▸ What needs to be done:
Would you give the number of lines in the entries that contain the word "Designs"? Nothing else is needed.

▸ Supplied data:
-*-

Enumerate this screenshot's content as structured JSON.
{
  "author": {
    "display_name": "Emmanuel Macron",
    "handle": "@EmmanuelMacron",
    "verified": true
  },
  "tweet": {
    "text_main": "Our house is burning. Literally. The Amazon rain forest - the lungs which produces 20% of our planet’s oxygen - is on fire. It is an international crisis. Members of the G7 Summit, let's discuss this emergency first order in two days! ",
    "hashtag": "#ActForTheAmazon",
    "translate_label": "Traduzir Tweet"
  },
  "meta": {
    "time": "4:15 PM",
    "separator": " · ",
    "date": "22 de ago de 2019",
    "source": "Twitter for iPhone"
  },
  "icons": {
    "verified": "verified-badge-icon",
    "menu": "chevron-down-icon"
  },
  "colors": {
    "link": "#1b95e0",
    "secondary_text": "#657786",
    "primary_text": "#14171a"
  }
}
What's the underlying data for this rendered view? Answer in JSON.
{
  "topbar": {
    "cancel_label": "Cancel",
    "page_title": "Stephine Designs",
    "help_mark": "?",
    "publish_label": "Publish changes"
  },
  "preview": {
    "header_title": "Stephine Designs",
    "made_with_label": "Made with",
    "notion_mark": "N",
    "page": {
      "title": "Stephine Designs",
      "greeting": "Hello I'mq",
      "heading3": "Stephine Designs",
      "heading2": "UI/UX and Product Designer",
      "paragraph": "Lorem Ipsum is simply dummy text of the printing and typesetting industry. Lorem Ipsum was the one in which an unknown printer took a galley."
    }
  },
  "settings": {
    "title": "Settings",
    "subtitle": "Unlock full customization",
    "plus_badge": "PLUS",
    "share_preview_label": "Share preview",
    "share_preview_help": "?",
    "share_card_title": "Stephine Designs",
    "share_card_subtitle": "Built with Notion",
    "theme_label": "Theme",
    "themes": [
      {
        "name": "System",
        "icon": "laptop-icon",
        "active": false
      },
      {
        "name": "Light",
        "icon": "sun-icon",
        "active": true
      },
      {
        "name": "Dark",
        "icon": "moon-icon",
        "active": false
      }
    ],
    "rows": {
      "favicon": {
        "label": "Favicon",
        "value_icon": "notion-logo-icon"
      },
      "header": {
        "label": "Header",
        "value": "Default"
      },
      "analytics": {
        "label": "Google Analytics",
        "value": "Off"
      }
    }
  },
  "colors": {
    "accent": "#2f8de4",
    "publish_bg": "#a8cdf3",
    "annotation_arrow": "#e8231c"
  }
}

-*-

▸ Exercise answer:
5